SocialEarth: What is National Social Entrepreneurship Forum (NSEF) doing right now?
Singh: National Social Entrepreneurship Forum is influencing the student culture in India both in practice and academia by inspiring, training and supporting students for social innovation & entrepreneurship and in the process, emerged as Indiaâ€™s premier youth platform for social innovations with pan-India chapters facilitating the growth of leaders of change. It was founded in 2009 with an aim to inspire the next generation of leaders, bridge the talent inequity in the social sector and foster ecosystems where social change catalysts are created and supported. Since its inception, NSEF has undertaken social entrepreneurial activities in 30 academic institutes, helped some of disruptive social enterprises to address their biggest challenges by connecting them to talent equipped with the right skills and mindsets to jump-start their growth and has created a multiplier effect by supporting a number of young social innovators and entrepreneurs.
SocialEarth: How are you empowering students to get involved with social entrepreneurship?
Singh: It is ironic that while India houses possible the highest number of social entrepreneurs in the world, social innovation and entrepreneurship itself forms a deplorable mention in the course curriculum in most academic institutions in our country.
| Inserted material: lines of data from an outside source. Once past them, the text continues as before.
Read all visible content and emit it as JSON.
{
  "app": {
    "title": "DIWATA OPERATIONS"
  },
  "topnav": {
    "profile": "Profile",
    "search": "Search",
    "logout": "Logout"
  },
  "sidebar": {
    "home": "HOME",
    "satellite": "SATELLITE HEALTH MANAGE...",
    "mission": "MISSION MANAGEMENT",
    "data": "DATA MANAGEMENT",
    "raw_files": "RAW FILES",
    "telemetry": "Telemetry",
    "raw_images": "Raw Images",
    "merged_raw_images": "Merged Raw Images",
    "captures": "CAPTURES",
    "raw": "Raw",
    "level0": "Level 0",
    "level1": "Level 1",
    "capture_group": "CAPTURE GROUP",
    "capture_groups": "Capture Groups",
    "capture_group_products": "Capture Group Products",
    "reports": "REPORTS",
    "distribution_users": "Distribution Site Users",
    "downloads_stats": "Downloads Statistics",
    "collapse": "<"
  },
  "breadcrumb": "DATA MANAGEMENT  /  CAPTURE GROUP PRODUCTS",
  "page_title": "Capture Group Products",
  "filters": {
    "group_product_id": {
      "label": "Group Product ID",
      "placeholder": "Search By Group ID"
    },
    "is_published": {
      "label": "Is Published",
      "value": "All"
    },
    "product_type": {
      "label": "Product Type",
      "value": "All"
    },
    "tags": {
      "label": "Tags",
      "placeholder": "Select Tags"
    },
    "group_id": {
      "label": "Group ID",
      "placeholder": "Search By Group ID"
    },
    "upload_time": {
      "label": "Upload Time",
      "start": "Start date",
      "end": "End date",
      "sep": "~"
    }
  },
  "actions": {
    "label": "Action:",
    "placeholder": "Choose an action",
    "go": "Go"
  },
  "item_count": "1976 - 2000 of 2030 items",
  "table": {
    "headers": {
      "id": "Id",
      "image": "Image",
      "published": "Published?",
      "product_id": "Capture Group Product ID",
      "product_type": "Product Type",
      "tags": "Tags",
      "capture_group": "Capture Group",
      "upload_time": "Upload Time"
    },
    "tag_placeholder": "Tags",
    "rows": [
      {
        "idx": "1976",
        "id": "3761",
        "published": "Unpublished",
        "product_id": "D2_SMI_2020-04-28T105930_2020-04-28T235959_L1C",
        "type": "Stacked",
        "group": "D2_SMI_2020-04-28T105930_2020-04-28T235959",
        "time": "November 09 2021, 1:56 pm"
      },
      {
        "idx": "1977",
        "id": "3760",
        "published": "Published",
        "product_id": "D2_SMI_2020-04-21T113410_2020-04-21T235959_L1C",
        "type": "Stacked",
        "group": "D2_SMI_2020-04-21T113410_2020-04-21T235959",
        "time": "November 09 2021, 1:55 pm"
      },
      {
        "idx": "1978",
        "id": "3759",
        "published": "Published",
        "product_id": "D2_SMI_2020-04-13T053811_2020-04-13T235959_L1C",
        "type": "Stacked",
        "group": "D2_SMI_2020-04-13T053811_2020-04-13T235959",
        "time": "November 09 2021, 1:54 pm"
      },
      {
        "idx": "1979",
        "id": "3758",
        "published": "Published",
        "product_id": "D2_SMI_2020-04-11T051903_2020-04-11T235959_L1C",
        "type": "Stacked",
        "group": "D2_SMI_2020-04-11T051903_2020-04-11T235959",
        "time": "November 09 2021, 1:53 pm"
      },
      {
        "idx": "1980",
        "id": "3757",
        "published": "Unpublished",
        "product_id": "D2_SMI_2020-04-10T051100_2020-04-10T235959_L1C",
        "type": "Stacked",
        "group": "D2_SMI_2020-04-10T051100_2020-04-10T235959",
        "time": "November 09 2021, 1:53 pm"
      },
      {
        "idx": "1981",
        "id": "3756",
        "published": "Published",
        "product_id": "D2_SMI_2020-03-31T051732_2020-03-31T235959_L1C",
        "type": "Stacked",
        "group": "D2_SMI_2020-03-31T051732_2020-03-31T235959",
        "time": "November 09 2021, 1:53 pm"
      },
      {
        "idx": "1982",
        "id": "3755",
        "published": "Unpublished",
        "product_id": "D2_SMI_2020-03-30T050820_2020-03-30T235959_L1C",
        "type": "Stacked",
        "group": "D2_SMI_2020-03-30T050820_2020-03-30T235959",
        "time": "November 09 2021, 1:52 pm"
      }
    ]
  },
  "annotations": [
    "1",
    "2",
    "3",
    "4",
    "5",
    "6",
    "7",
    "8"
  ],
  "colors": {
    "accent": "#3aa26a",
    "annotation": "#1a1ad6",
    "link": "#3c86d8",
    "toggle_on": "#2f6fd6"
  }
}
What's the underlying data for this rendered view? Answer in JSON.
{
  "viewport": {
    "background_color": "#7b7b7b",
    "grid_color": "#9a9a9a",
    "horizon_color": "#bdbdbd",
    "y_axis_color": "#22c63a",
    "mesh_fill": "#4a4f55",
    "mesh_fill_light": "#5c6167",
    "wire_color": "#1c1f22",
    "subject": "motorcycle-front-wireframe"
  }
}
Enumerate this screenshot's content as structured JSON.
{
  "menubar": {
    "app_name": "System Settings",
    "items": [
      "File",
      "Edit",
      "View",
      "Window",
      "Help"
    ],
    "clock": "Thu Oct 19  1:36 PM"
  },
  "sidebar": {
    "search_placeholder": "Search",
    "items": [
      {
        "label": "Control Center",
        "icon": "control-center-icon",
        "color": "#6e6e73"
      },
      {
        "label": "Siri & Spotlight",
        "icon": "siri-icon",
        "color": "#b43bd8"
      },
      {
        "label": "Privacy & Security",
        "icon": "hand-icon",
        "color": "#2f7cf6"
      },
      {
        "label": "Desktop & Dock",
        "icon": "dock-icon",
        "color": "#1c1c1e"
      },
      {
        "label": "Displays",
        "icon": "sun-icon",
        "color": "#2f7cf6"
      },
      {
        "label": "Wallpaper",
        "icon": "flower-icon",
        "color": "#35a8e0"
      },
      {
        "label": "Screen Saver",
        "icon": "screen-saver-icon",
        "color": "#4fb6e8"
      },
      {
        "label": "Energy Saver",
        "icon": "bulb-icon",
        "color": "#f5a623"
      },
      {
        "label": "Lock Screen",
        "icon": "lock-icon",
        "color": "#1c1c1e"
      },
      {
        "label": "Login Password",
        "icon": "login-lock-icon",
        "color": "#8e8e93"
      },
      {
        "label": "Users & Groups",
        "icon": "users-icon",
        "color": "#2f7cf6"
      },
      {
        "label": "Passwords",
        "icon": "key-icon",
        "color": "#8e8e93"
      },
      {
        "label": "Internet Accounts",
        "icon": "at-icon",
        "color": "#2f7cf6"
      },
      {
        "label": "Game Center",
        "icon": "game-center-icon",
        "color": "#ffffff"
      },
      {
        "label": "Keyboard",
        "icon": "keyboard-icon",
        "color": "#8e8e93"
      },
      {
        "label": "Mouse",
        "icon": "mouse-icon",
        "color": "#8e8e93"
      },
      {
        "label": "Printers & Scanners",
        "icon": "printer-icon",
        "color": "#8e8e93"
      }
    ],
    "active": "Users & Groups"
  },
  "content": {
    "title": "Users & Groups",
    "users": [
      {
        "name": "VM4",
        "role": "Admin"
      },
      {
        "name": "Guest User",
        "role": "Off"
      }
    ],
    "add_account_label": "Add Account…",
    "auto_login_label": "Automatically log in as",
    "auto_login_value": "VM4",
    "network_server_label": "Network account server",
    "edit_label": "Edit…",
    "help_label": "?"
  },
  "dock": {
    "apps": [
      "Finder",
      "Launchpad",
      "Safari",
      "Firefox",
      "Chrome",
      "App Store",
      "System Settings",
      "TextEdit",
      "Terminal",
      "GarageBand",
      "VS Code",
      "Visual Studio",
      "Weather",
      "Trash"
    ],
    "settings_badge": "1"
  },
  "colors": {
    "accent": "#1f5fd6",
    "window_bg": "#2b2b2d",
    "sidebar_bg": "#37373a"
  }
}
Curriculum aside, very few colleges in India have societies dedicated to promoting social entrepreneurship and development through enterprise on campus and creating a class of socially responsible citizens. National Social Entrepreneurship Forum (NSEF) aims to bridge this gap through a number of initiatives including setting up centers of excellence at top institutes across the country; providing mentorship, conducting a unique social entrepreneurship internship by connecting students to work with social enterprises and organizing conferences & competitions across the country.
SocialEarth: What universities are you currently working with?
Singh: Unlike academic institutions in the developed nations, social innovation and entrepreneurship is not institutionalized in India and the system of education lacks its. As social entrepreneurship is a subject requires multidisciplinary approach, we have undertaken activities in different kind of some of the top institutions in India ranging from Management, Technology, Science, Arts, etc. For example: IIMs, IITs, TISS, DU, etc.
Today, there is a substantial increase in buildup of interest groups, ecosystem enthusiasts, talks, courses, et al. built around social entrepreneurship. But NSEF had spotted the trend early and helped build communities around social entrepreneurship for young Indians to come together and seek help to become social change agents.
SocialEarth: What challenges are you faced with when addressing social entrepreneurship in India?
Singh: Currently in India, significant changes are occurring in the field of social enterprise, including major developments in the flow of funding, entry of new social investment models and impact measurement tools. All of these phenomena are occurring against a larger backdrop of demographic and market change as boundaries blur among the traditional nonprofit, for-profit, and public-sector silos.
Being a diverse country in terms of life style of people, needs etc. we face a big challenge of scaling up the social ventures as any product/service requires customization according to local area, as a result many innovative models are restricted to particular parts of the country.
Also, I guess just creating product and services appealing to the poor doesnâ€™t mean that they are social business, in fact, they are pure commercial businesses. In my opinion there is more to a social business then the profit motive and if so how does one actually protect those. So, the key challenge would be, this double edged sword of social enterprise shouldnâ€™t overwhelm the social mission.
SocialEarth: Have any of your students gone on to establish successful social enterprises?
Singh: Yes, our fellows have gone to establish their own social enterprises, for instance, one of our fellow Kumar Ankit has established an organization, Green Energy Private Limited which works in Bihar, one of the least developed state of India for the development of wastelands of farmers by planting Pongamia (Biodiesel yielding crop) which led to alleviation of poverty, rural employment generation, providing alternate and sustainable source of income to farmers, improved quality of life, arrest migration and maintain ecological balance, impacting lives of thousands of farmers. Similarly, one of our other fellows Sandeep Mehto, started Bharat Calling, which reduced college dropout rate of students across 60 villages and helped them link to higher educational institutes empowering thousands of underprivileged students.
SocialEarth: What’s in store for NSEF?
Singh: This year we have launched one of its kind fellowship which would support students who start their own social enterprises after college by providing them network, training and other support. So, over the coming year our focus is on strengthening the fellowship which intends to help many young social entrepreneurs to scale and creative massive impact.
Also, our strategy is to reach out to 100 universities in next 3 years by identifying students and alumni who are passionate about social innovation or entrepreneurship through our programs and equip them to open centers of excellence in their institutions and build the desired ecosystem in their campuses. By providing mentoring, guidance and immersion experiences to students and exposing them to exhaustive knowledge about social entrepreneurship, we are a creating a positive multiplier effect to address Indiaâ€™s social problems.